Our first metric is that and anyone we have shown it to so far has raved about it and fallen in love with it. We did do some focus groups with our clients and that was potentially – even before launch – our first measure of success that we were very happy about. We showed it to some disability clients, we showed it to our home care clients and we showed it to some refugees and asylum seekers, and they all were very excited by it. The refugees and asylum seekers, you know, they had lost their home and they’ve lost their family, so the fact that we made them feel like they belonged to a community and we were looking after them [was significant].
M: Are there other measures? Do you do brand tracking?
KG: We haven’t been doing brand tracking because of the lack of funds really. At the Heart Foundation, for example, we used to do brand tracking and we did two market research studies – quant and qual – every year and that really showed where we were and what we were doing, but that is entrenched in the type of organisation it is. The Heart Foundation, its basis is scientific research, so it makes sense to them and they invested in that.
Life Without Barriers is very much about helping people and getting in and getting our hands dirty and making people’s lives better, so qual research probably works better for Life Without Barriers, but we will do some quantitative research later in the year.
TWO WEEKS LATER…
M: How did the launch go?
KG: We did a simultaneous internal launch across our 100 offices in Australia, with 10 major launch sites where executive members flew to launch the brand. It was logistically challenging to manage, but well worth the effort and I was really surprised at the reactions.

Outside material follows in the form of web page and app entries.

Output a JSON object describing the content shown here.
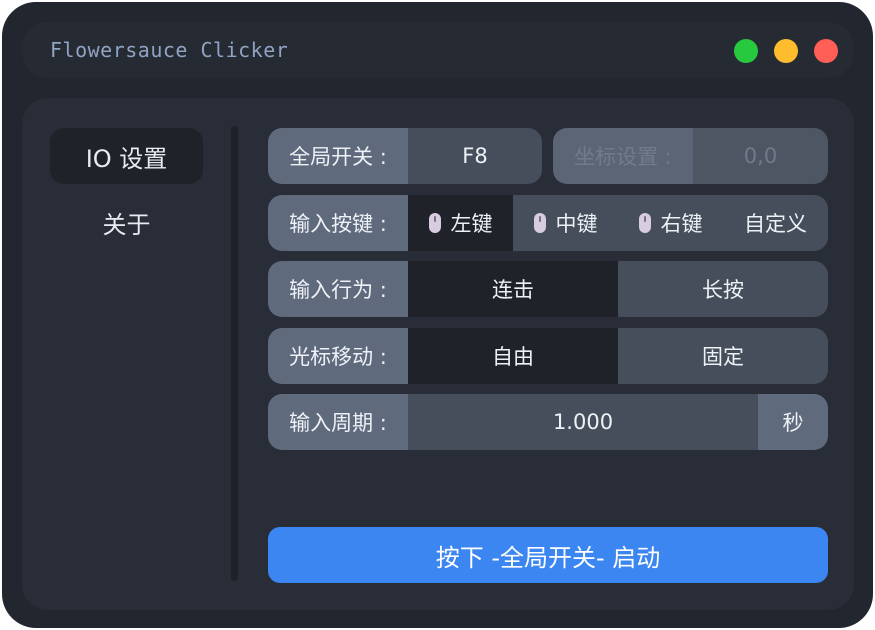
{
  "window": {
    "title": "Flowersauce Clicker",
    "controls": {
      "minimize": "green-dot",
      "maximize": "yellow-dot",
      "close": "red-dot"
    },
    "colors": {
      "green": "#27c93f",
      "yellow": "#ffbd2e",
      "red": "#ff5f56",
      "accent": "#3b86f0"
    }
  },
  "sidebar": {
    "items": [
      {
        "label": "IO 设置",
        "active": true
      },
      {
        "label": "关于",
        "active": false
      }
    ]
  },
  "settings": {
    "global_switch": {
      "label": "全局开关 :",
      "value": "F8"
    },
    "coord": {
      "label": "坐标设置 :",
      "value": "0,0",
      "disabled": true
    },
    "input_key": {
      "label": "输入按键 :",
      "options": [
        {
          "label": "左键",
          "icon": "mouse-icon",
          "selected": true
        },
        {
          "label": "中键",
          "icon": "mouse-icon",
          "selected": false
        },
        {
          "label": "右键",
          "icon": "mouse-icon",
          "selected": false
        },
        {
          "label": "自定义",
          "selected": false
        }
      ]
    },
    "input_behavior": {
      "label": "输入行为 :",
      "options": [
        {
          "label": "连击",
          "selected": true
        },
        {
          "label": "长按",
          "selected": false
        }
      ]
    },
    "cursor_move": {
      "label": "光标移动 :",
      "options": [
        {
          "label": "自由",
          "selected": true
        },
        {
          "label": "固定",
          "selected": false
        }
      ]
    },
    "input_period": {
      "label": "输入周期 :",
      "value": "1.000",
      "unit": "秒"
    }
  },
  "start_button": {
    "label": "按下 -全局开关- 启动"
  }
}
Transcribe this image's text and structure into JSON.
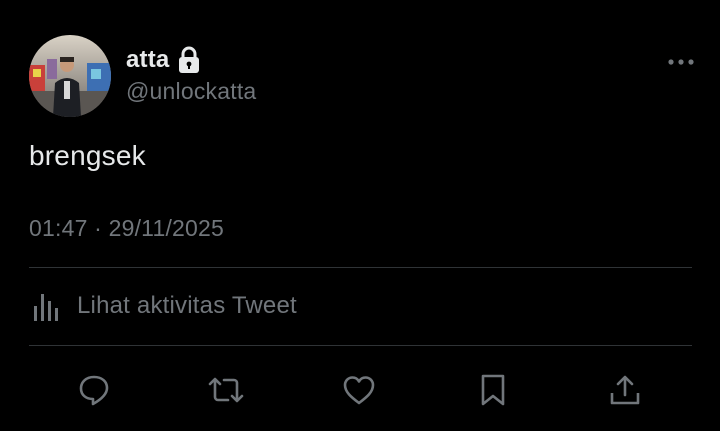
{
  "user": {
    "display_name": "atta",
    "handle": "@unlockatta",
    "protected_icon": "lock-icon",
    "avatar_icon": "avatar"
  },
  "tweet": {
    "text": "brengsek",
    "timestamp": "01:47 · 29/11/2025"
  },
  "activity": {
    "icon": "analytics-bars-icon",
    "label": "Lihat aktivitas Tweet"
  },
  "actions": [
    {
      "name": "reply",
      "icon": "reply-icon"
    },
    {
      "name": "retweet",
      "icon": "retweet-icon"
    },
    {
      "name": "like",
      "icon": "heart-icon"
    },
    {
      "name": "bookmark",
      "icon": "bookmark-icon"
    },
    {
      "name": "share",
      "icon": "share-icon"
    }
  ],
  "colors": {
    "background": "#000000",
    "primary_text": "#e7e9ea",
    "secondary_text": "#71767b",
    "divider": "#2f3336"
  }
}
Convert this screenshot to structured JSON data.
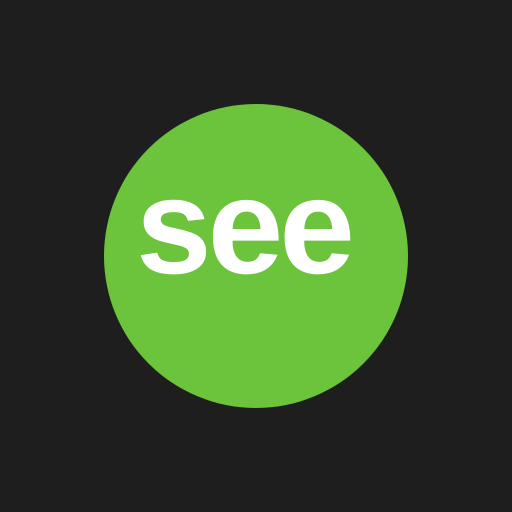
{
  "logo": {
    "text": "see",
    "circle_color": "#6cc43c",
    "text_color": "#ffffff",
    "background_color": "#1e1e1e"
  }
}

I had not expected that the whole organisation was so ready and eager to move to the new chapter of the Life Without Barriers journey. As you know a branding that entails this amount of change can create internal conflict, which has to be managed, but the executive and staff were very courageous and welcomed the change very positively. All the time and effort spent preparing the platform for the launch paid off.
M: Is there anything you would do differently?
KG: I would probably do more transparent communications internally pre-launch and have more trust that the organisation is ready to move on.